We stayed in a KOA campsite in West Glacier, MT and had another quiet evening. In the morning I awoke shortly after dawn, fired up to get in a good hike before we hopped on the bike for the day. The girlfriend was varying degrees of unresponsive so I headed out on my own down the Avalanche Creek Trail, a 5 mile loop to Avalanche Lake.

The trail cut through a high, dense pine forest but it was well worn and the going wasn’t difficult. I was very early on the path and the sun hadn’t even crested the mountains yet so I took care to bang a rock on my water bottle, whistle loudly, and clear my throat a lot to make sure the bears could hear me coming. It may not be much, but I really missed my KA-BAR knife, which had fallen off my pack at some point during the ride a few days earlier.

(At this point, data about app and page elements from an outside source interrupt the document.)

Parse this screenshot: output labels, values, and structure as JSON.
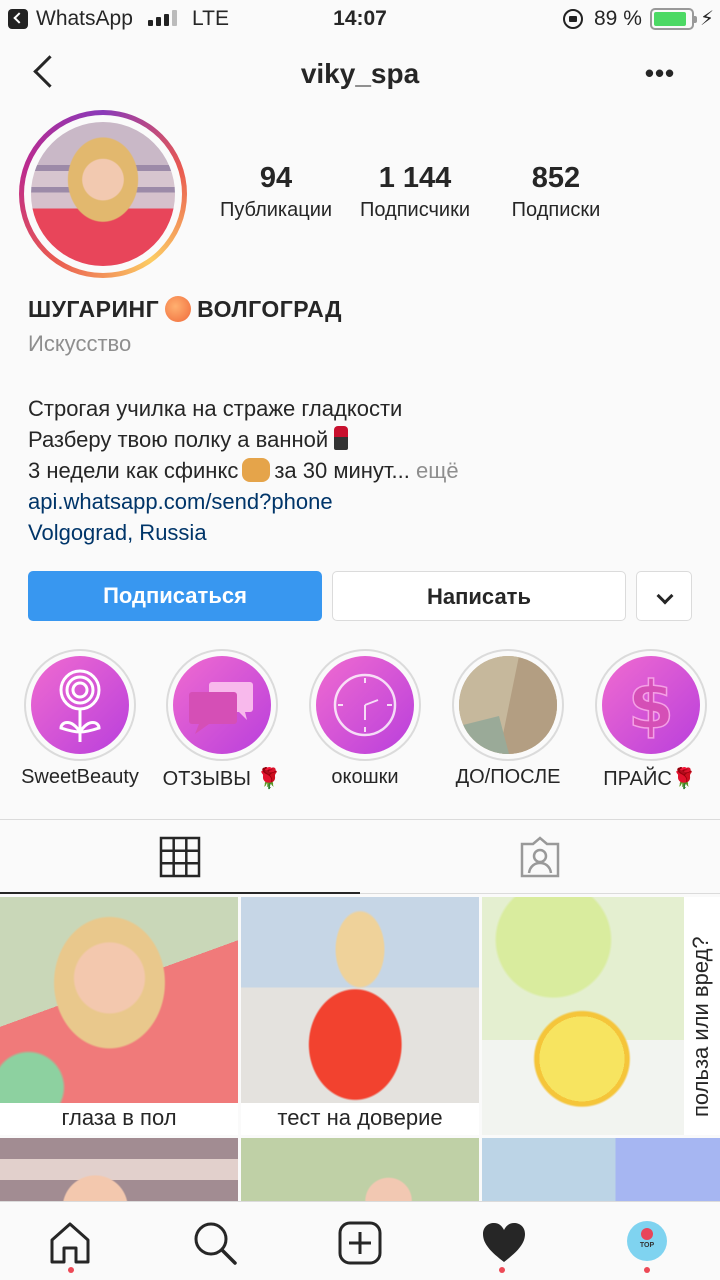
{
  "status_bar": {
    "app": "WhatsApp",
    "network": "LTE",
    "time": "14:07",
    "battery": "89 %",
    "battery_level": 0.89,
    "battery_color": "#4cd964"
  },
  "header": {
    "title": "viky_spa",
    "back_icon": "chevron-left-icon",
    "more_icon": "more-dots-icon",
    "more_label": "•••"
  },
  "profile": {
    "stats": [
      {
        "value": "94",
        "label": "Публикации"
      },
      {
        "value": "1 144",
        "label": "Подписчики"
      },
      {
        "value": "852",
        "label": "Подписки"
      }
    ],
    "name_part1": "ШУГАРИНГ",
    "name_part2": "ВОЛГОГРАД",
    "category": "Искусство",
    "bio": {
      "line1": "Строгая училка на страже гладкости",
      "line2": "Разберу твою полку а ванной",
      "line3": "3 недели как сфинкс",
      "line3_end": "за 30 минут...",
      "more": "ещё",
      "link": "api.whatsapp.com/send?phone",
      "location": "Volgograd, Russia"
    }
  },
  "actions": {
    "follow": "Подписаться",
    "message": "Написать",
    "follow_color": "#3897f0"
  },
  "highlights": [
    {
      "label": "SweetBeauty",
      "icon": "lollipop-flower-icon"
    },
    {
      "label": "ОТЗЫВЫ 🌹",
      "icon": "chat-bubbles-icon"
    },
    {
      "label": "окошки",
      "icon": "clock-icon"
    },
    {
      "label": "ДО/ПОСЛЕ",
      "icon": "before-after-photo"
    },
    {
      "label": "ПРАЙС🌹",
      "icon": "dollar-icon"
    }
  ],
  "tabs": [
    {
      "name": "grid",
      "icon": "grid-icon",
      "active": true
    },
    {
      "name": "tagged",
      "icon": "tagged-person-icon",
      "active": false
    }
  ],
  "posts": [
    {
      "caption": "глаза в пол"
    },
    {
      "caption": "тест на доверие"
    },
    {
      "caption": "польза или вред?"
    }
  ],
  "bottom_nav": [
    {
      "icon": "home-icon",
      "dot": true
    },
    {
      "icon": "search-icon",
      "dot": false
    },
    {
      "icon": "add-post-icon",
      "dot": false
    },
    {
      "icon": "heart-icon",
      "dot": true
    },
    {
      "icon": "profile-avatar",
      "dot": true,
      "avatar_text": "TOP"
    }
  ],
  "colors": {
    "notification_dot": "#ed4956",
    "link": "#003569",
    "muted": "#8e8e8e"
  }
}
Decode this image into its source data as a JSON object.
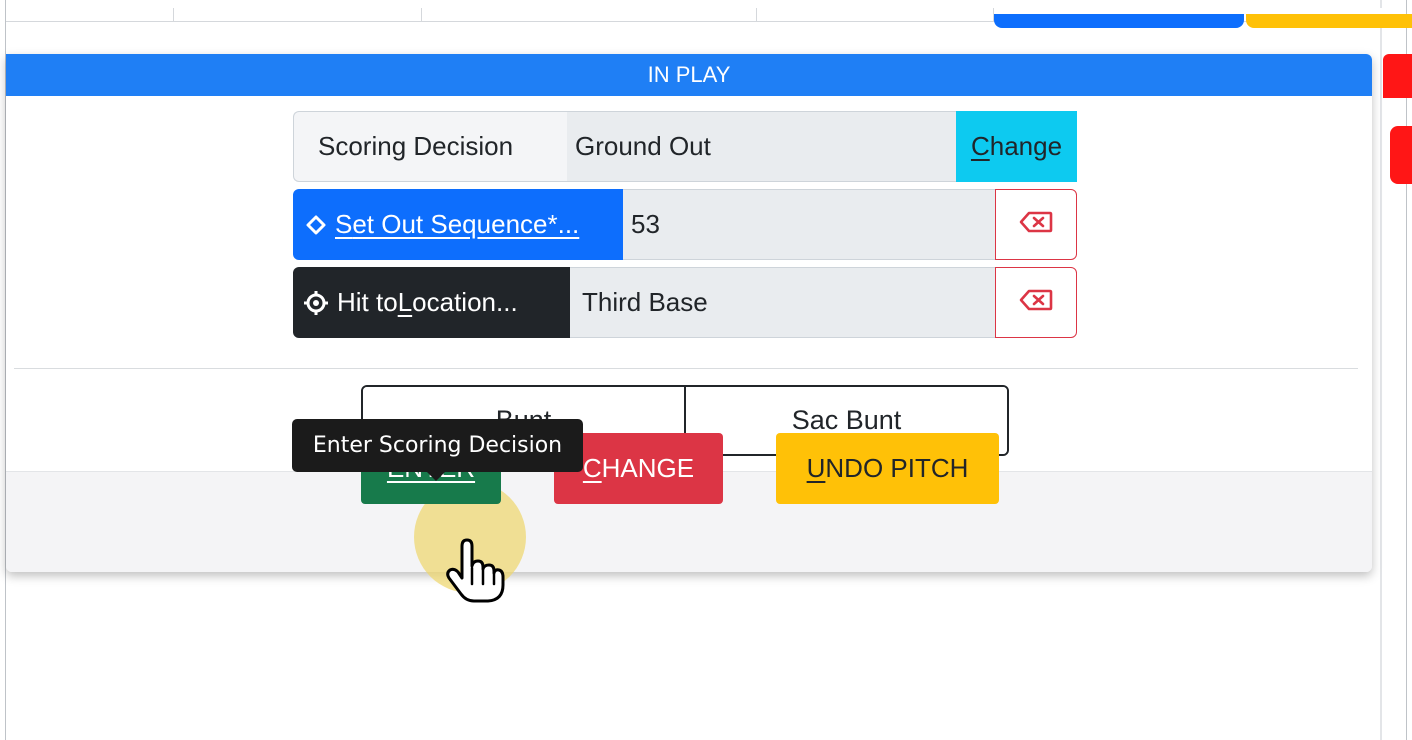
{
  "header": {
    "title": "IN PLAY"
  },
  "scoring": {
    "label": "Scoring Decision",
    "value": "Ground Out",
    "change_prefix": "C",
    "change_rest": "hange"
  },
  "out_sequence": {
    "label_prefix": "S",
    "label_rest": "et Out Sequence*...",
    "value": "53"
  },
  "hit_location": {
    "label_prefix": "Hit to ",
    "label_key": "L",
    "label_rest": "ocation...",
    "value": "Third Base"
  },
  "bunt": {
    "bunt_label": "Bunt",
    "sac_bunt_label": "Sac Bunt"
  },
  "footer": {
    "enter_label": "ENTER",
    "change_prefix": "C",
    "change_rest": "HANGE",
    "undo_prefix": "U",
    "undo_rest": "NDO PITCH"
  },
  "tooltip": {
    "text": "Enter Scoring Decision"
  },
  "colors": {
    "primary": "#0d6efd",
    "info": "#0dcaf0",
    "success": "#177a4b",
    "danger": "#dc3545",
    "warning": "#ffc107",
    "dark": "#212529"
  },
  "icons": {
    "set_sequence": "diamond-icon",
    "hit_location": "crosshair-icon",
    "delete": "backspace-icon",
    "pointer": "hand-pointer-icon"
  }
}
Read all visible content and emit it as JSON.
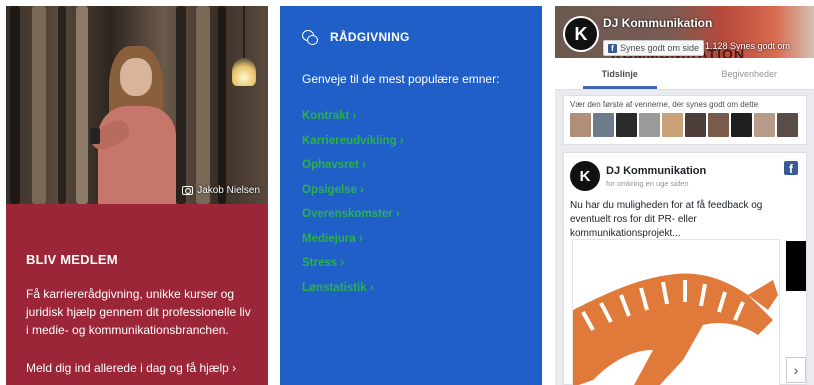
{
  "left": {
    "photo_credit": "Jakob Nielsen",
    "member_title": "BLIV MEDLEM",
    "member_text": "Få karriererådgivning, unikke kurser og juridisk hjælp gennem dit professionelle liv i medie- og kommunikationsbranchen.",
    "member_link": "Meld dig ind allerede i dag og få hjælp ›"
  },
  "mid": {
    "title": "RÅDGIVNING",
    "subtitle": "Genveje til de mest populære emner:",
    "topics": [
      "Kontrakt ›",
      "Karriereudvikling ›",
      "Ophavsret ›",
      "Opsigelse ›",
      "Overenskomster ›",
      "Mediejura ›",
      "Stress ›",
      "Lønstatistik ›"
    ],
    "topic_color": "#2bb14a",
    "background": "#1f5fc7"
  },
  "facebook": {
    "page_name": "DJ Kommunikation",
    "logo_letter": "K",
    "like_button": "Synes godt om side",
    "likes_count": "1.128 Synes godt om",
    "cover_text": "KOMMUNIKATION",
    "tabs": [
      "Tidslinje",
      "Begivenheder"
    ],
    "friends_text": "Vær den første af vennerne, der synes godt om dette",
    "post": {
      "author": "DJ Kommunikation",
      "sub": "for omkring en uge siden",
      "text": "Nu har du muligheden for at få feedback og eventuelt ros for dit PR- eller kommunikationsprojekt...",
      "fb_icon": "f",
      "next_icon": "›"
    },
    "brand_color": "#3b5998"
  }
}
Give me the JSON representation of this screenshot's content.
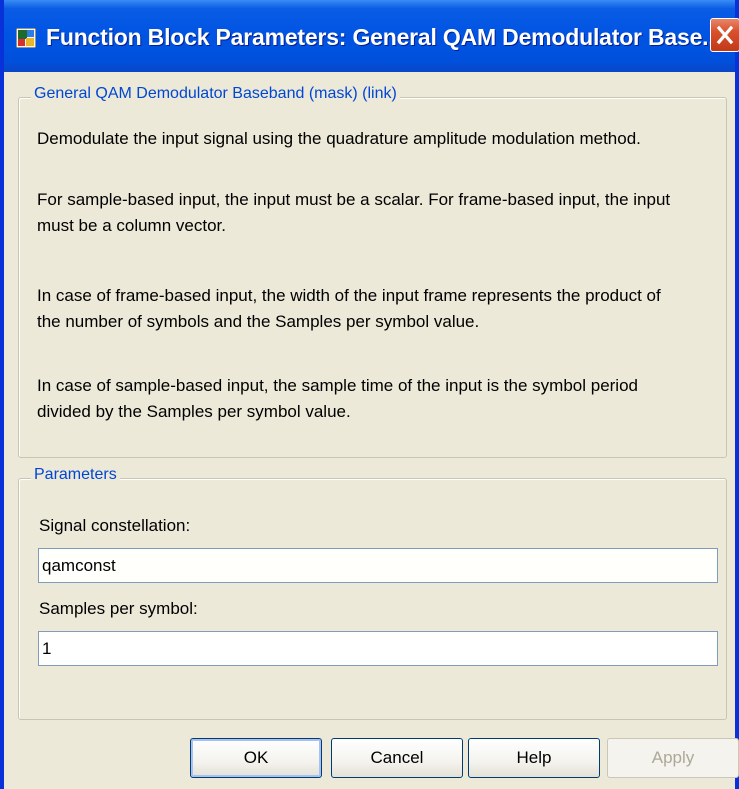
{
  "window": {
    "title": "Function Block Parameters: General QAM Demodulator Base...",
    "close_symbol": "X"
  },
  "icons": {
    "app": "simulink-block-icon",
    "close": "close-icon"
  },
  "description_group": {
    "legend": "General QAM Demodulator Baseband (mask) (link)",
    "paragraphs": [
      [
        "Demodulate the input signal using the quadrature amplitude modulation method."
      ],
      [
        "For sample-based input, the input must be a scalar. For frame-based input, the input",
        "must be a column vector."
      ],
      [
        "In case of frame-based input, the width of the input frame represents the product of",
        "the number of symbols and the Samples per symbol value."
      ],
      [
        "In case of sample-based input, the sample time of the input is the symbol period",
        "divided by the Samples per symbol value."
      ]
    ]
  },
  "parameters_group": {
    "legend": "Parameters",
    "signal_constellation": {
      "label": "Signal constellation:",
      "value": "qamconst"
    },
    "samples_per_symbol": {
      "label": "Samples per symbol:",
      "value": "1"
    }
  },
  "buttons": {
    "ok": "OK",
    "cancel": "Cancel",
    "help": "Help",
    "apply": "Apply"
  },
  "colors": {
    "title_bar": "#0054e3",
    "group_legend": "#0046d5",
    "dialog_background": "#ece9d8",
    "close_button": "#d8502c"
  }
}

Instead, I whittled a good spear to pass the time and dragged it loudly along the path behind me.

I arrived at Avalanche Lake just as the sun began to break over the mountains and its light traced a crisp shaft of illumination down into the basin. If you stared hard enough, you could actually see it moving along the ground as dawn found the east shore of the lake. It was, in a word, peaceful.

On the return trip to the campsite, I passed among alpine streams and rivers with water of a vibrant and glacial azure. It was a shame to have to begin the long journey back south through Idaho with so much of the park left unexplored.